Master Thesis - Most Probable Alignment Computation


Sebastiaan J. van Zelst


Sebastiaan J. van Zelst

Scientific Assistant - Fraunhofer FIT


+49 241 80 21911




Most organizations, in a variety of fields such as banking, insurance and healthcare, execute several different (business) processes. Modern information systems allow us to track, store and retrieve data related to the execution of such processes, in the form of event logs. Often, an organization has a global idea, or even a formal specification, of how the process is supposed to be executed. In other cases, laws and legislations dictate explicitly in what way a process is ought to be executed. Hence, it is in the company's interest to assess to what degree the execution of their processes is in line with the corresponding specification.

Conformance checking techniques, originating from the field of process mining, aim at solving the aforementioned problem. Conformance checking techniques allow us to quantify to what degree the actual execution of a process, as recorded in an event log, conforms to a corresponding process specification. Recently, alignments were introduced, which rapidly developed into the de-facto standard in conformance checking. The major advantage of alignments w.r.t. alternative conformance checking techniques, is the fact that deviations and/or mismatches are quantified in an exact, unambiguous manner.

When computing alignments, we convert a given process model, together with the behaviour recorded in an event log, into a synchronous product net and subsequently solve a shortest path problem on its state space. Typically, the well known A*algorithm is used as an underlying solution to the shortest path problem. Moreover, several (in some cases alignment-specific) parametrization options are defined and applied on top of the basic A* solution.

The fact that we solve a shortest path problem on the state-space of the aforementioned synchronous product net, usually results in the notion of an optimal alignment, i.e. an alignment that minimizes a cost function defined on top of the corresponding state-space.
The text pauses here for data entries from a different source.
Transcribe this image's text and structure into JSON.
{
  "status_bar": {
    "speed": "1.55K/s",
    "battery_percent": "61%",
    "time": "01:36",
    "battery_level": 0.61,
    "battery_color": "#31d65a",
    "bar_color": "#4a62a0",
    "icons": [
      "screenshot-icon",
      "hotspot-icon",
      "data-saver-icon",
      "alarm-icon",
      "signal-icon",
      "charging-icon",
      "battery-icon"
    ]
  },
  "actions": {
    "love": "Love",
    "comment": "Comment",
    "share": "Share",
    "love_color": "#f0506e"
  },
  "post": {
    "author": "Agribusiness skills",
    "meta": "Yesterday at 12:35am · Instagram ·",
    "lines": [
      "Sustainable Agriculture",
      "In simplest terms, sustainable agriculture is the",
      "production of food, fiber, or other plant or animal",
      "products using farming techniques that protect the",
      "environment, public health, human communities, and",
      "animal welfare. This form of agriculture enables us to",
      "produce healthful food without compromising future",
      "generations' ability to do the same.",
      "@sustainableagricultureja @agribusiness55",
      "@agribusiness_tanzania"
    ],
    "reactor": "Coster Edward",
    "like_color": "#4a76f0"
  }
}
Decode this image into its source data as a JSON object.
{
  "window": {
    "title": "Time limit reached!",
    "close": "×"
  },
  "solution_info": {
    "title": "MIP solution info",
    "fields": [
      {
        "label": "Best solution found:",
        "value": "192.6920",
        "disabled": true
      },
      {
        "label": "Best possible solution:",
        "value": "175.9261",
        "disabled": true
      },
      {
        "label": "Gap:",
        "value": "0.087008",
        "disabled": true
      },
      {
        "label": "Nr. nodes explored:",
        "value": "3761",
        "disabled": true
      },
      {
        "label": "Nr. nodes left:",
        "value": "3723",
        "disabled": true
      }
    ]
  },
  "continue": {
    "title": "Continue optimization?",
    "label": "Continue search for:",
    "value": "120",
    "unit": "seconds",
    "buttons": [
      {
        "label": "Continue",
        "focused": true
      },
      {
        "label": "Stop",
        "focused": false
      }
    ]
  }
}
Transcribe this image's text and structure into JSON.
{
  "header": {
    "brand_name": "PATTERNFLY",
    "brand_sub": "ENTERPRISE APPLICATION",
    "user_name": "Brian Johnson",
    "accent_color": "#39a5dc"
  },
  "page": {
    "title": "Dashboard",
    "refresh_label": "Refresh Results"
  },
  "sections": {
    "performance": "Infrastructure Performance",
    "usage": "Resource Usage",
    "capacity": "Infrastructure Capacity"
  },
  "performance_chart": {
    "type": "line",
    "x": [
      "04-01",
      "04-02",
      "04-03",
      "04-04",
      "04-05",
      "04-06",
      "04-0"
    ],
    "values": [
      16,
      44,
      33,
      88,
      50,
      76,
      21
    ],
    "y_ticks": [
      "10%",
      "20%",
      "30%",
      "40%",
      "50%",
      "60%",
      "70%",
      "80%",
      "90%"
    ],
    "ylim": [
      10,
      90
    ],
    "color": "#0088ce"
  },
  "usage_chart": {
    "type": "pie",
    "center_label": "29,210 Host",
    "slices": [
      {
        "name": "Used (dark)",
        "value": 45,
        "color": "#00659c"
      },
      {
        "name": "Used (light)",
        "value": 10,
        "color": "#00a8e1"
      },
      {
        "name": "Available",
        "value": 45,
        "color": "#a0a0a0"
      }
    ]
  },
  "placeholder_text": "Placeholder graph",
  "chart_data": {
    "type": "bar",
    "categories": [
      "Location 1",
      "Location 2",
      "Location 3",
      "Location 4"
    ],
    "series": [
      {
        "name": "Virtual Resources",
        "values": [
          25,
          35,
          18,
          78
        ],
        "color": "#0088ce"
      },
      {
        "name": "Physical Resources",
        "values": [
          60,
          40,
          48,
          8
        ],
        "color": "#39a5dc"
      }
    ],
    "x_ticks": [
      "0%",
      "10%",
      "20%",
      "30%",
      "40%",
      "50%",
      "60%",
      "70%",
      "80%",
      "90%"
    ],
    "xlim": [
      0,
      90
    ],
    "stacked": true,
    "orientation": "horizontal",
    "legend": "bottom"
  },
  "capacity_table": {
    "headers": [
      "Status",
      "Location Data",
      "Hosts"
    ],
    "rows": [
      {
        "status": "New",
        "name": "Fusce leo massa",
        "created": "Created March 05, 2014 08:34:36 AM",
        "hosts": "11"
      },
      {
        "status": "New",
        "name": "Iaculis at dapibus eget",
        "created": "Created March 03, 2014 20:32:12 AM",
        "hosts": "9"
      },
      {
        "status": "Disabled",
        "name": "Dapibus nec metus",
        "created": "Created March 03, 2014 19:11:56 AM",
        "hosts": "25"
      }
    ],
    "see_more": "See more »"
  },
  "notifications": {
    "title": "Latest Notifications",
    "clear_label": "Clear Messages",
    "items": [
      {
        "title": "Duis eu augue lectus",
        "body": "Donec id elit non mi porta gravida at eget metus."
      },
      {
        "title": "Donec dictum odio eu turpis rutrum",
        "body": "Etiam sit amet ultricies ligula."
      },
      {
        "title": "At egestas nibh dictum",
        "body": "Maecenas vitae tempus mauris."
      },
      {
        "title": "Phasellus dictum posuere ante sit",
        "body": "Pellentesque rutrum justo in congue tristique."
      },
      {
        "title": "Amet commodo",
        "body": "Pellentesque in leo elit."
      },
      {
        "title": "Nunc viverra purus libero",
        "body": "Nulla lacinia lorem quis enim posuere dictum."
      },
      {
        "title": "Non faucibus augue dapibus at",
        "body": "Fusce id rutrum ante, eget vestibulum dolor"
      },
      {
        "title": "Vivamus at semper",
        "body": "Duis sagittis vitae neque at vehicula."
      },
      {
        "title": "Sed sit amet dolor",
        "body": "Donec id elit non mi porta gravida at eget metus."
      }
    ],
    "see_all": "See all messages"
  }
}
Usually a static cost function is used that treats any possible deviation as equally likely. Recently, several researchers have noted that this is rather unnatural, i.e. if we observe that some part of process behaviour is missing, why would very rare behaviour be equally likely to be inserted into an alignment as very dominant, omni-present behaviour?

In recent work, researchers have therefore proposed an alternative definition, i.e. the most likely alignment. Such alignment, strives to explain deviations of the reference models in terms of the most likely alternative behaviour, rather than in terms of optimality. A concrete implementation, and experimental evaluation of the behaviour of such most likely alignments w.r.t. conventional alignments is however missing. In this MSc. project, the student is therefore asked to implement, develop and compare several strategies for the purpose of most-likely alignment calculation. Note that initially a set of existing definitions needs to be implemented, yet the student is explicitly encouraged to define alternative solutions as well.


Knowledge of basic computer science concepts, good programming skills (Java/Python) and an interest in theoretical and practical aspects of process mining (i.e. conformance checking) recommended.



Prof. Wil van der Aalst


ir. Sebastiaan van Zelst

For more Information

Send an e-mail to Sebastiaan van Zelst. Make sure to include detailed information about your background and scores for completed courses.